## [What this task involves]
Of the entries that follow, how many lines hold the word "preview"? Reply with the number only.

::::::

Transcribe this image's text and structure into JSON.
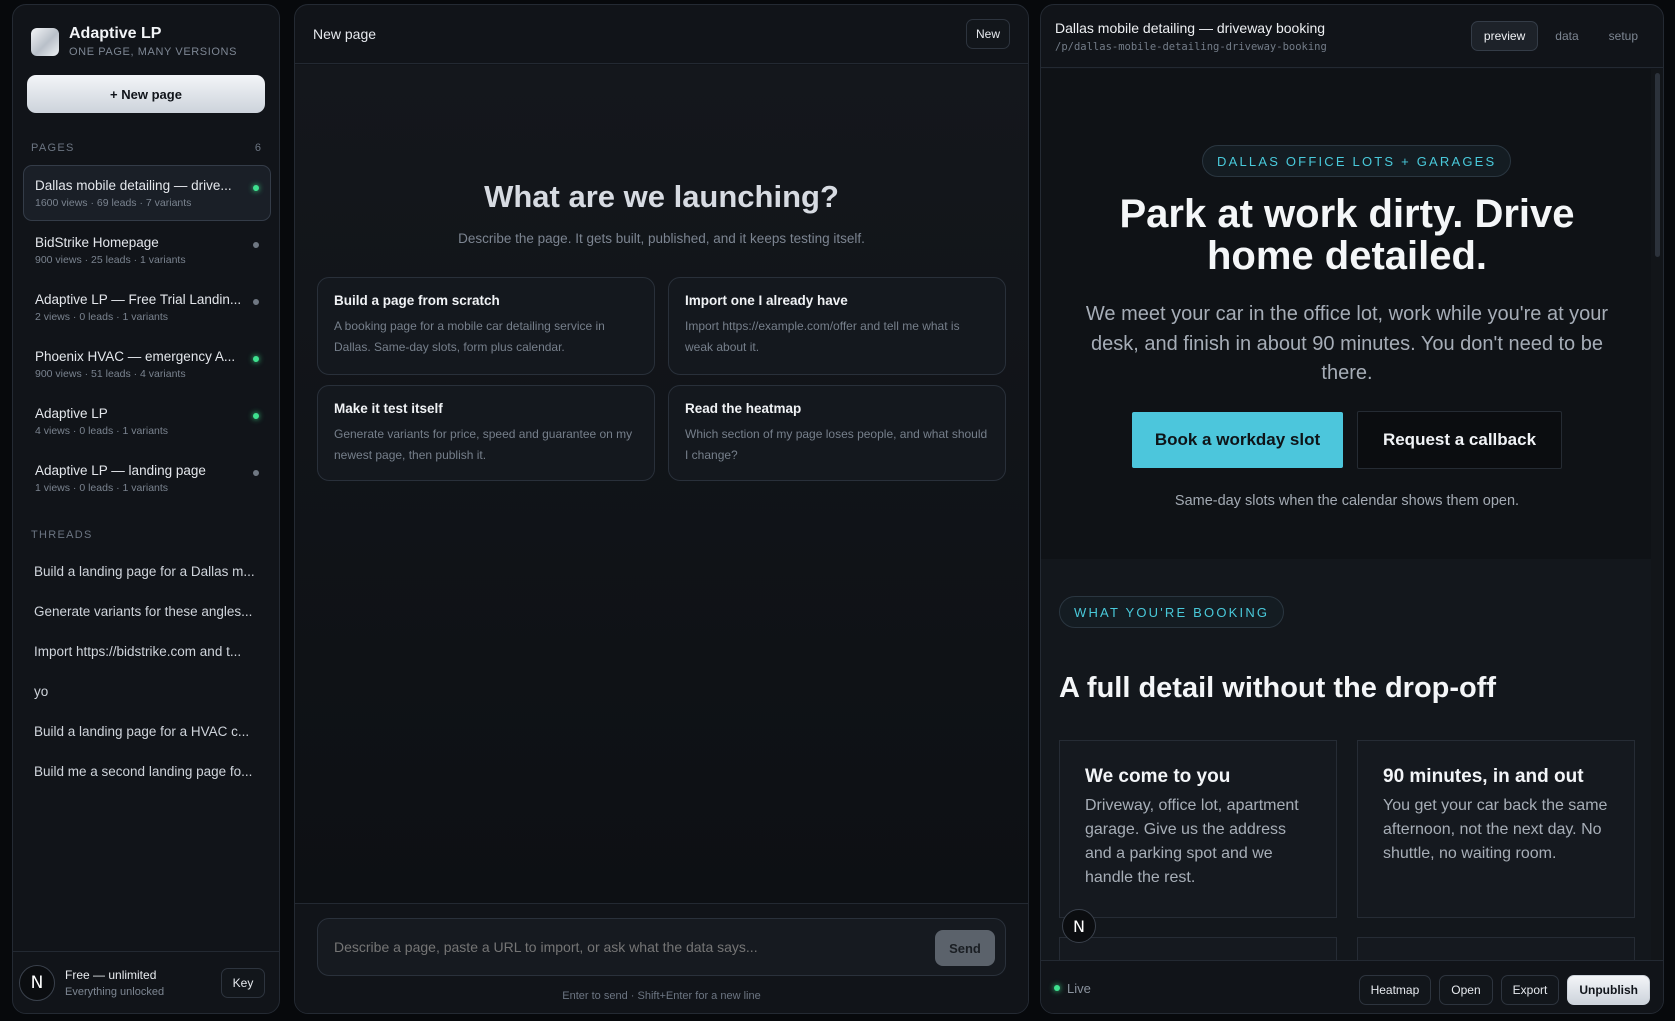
{
  "brand": {
    "name": "Adaptive LP",
    "tagline": "ONE PAGE, MANY VERSIONS",
    "new_page_label": "+ New page"
  },
  "pages": {
    "label": "PAGES",
    "count": "6",
    "items": [
      {
        "title": "Dallas mobile detailing — drive...",
        "meta": "1600 views · 69 leads · 7 variants",
        "live": true,
        "active": true
      },
      {
        "title": "BidStrike Homepage",
        "meta": "900 views · 25 leads · 1 variants",
        "live": false,
        "active": false
      },
      {
        "title": "Adaptive LP — Free Trial Landin...",
        "meta": "2 views · 0 leads · 1 variants",
        "live": false,
        "active": false
      },
      {
        "title": "Phoenix HVAC — emergency A...",
        "meta": "900 views · 51 leads · 4 variants",
        "live": true,
        "active": false
      },
      {
        "title": "Adaptive LP",
        "meta": "4 views · 0 leads · 1 variants",
        "live": true,
        "active": false
      },
      {
        "title": "Adaptive LP — landing page",
        "meta": "1 views · 0 leads · 1 variants",
        "live": false,
        "active": false
      }
    ]
  },
  "threads": {
    "label": "THREADS",
    "items": [
      "Build a landing page for a Dallas m...",
      "Generate variants for these angles...",
      "Import https://bidstrike.com and t...",
      "yo",
      "Build a landing page for a HVAC c...",
      "Build me a second landing page fo..."
    ]
  },
  "account": {
    "avatar_letter": "N",
    "plan": "Free — unlimited",
    "plan_sub": "Everything unlocked",
    "key_label": "Key"
  },
  "center": {
    "title": "New page",
    "new_label": "New",
    "headline": "What are we launching?",
    "subline": "Describe the page. It gets built, published, and it keeps testing itself.",
    "cards": [
      {
        "title": "Build a page from scratch",
        "desc": "A booking page for a mobile car detailing service in Dallas. Same-day slots, form plus calendar."
      },
      {
        "title": "Import one I already have",
        "desc": "Import https://example.com/offer and tell me what is weak about it."
      },
      {
        "title": "Make it test itself",
        "desc": "Generate variants for price, speed and guarantee on my newest page, then publish it."
      },
      {
        "title": "Read the heatmap",
        "desc": "Which section of my page loses people, and what should I change?"
      }
    ],
    "composer_placeholder": "Describe a page, paste a URL to import, or ask what the data says...",
    "send_label": "Send",
    "hint": "Enter to send · Shift+Enter for a new line"
  },
  "preview": {
    "title": "Dallas mobile detailing — driveway booking",
    "slug": "/p/dallas-mobile-detailing-driveway-booking",
    "tabs": [
      "preview",
      "data",
      "setup"
    ],
    "active_tab": "preview",
    "status": "Live",
    "actions": [
      "Heatmap",
      "Open",
      "Export",
      "Unpublish"
    ],
    "floating_letter": "N"
  },
  "landing": {
    "eyebrow": "DALLAS OFFICE LOTS + GARAGES",
    "headline": "Park at work dirty. Drive home detailed.",
    "lead": "We meet your car in the office lot, work while you're at your desk, and finish in about 90 minutes. You don't need to be there.",
    "cta_primary": "Book a workday slot",
    "cta_secondary": "Request a callback",
    "cta_note": "Same-day slots when the calendar shows them open.",
    "section_eyebrow": "WHAT YOU'RE BOOKING",
    "section_title": "A full detail without the drop-off",
    "features": [
      {
        "title": "We come to you",
        "desc": "Driveway, office lot, apartment garage. Give us the address and a parking spot and we handle the rest."
      },
      {
        "title": "90 minutes, in and out",
        "desc": "You get your car back the same afternoon, not the next day. No shuttle, no waiting room."
      }
    ]
  },
  "colors": {
    "accent": "#4cc6dc",
    "live": "#3ee08e",
    "background": "#07090c",
    "panel": "#111419"
  }
}
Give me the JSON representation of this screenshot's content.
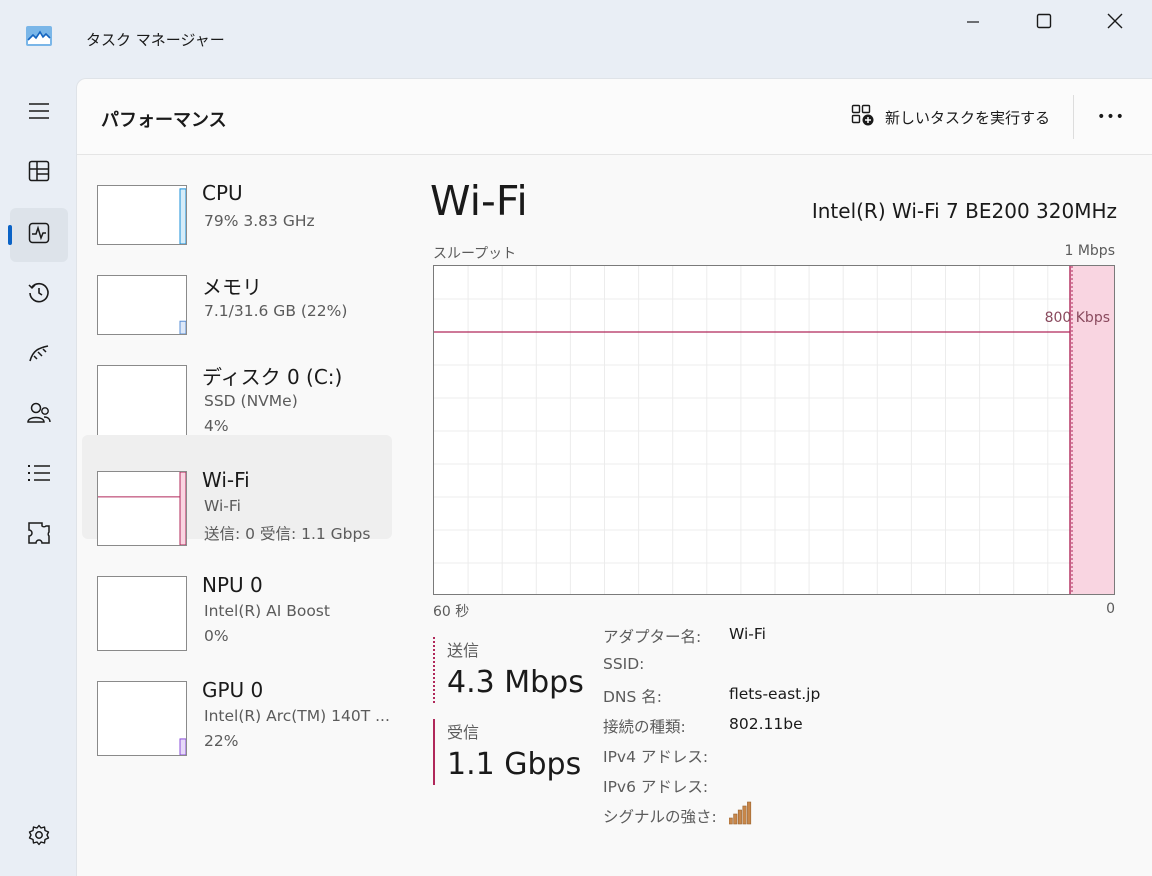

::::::

## [Solution for this problem]
3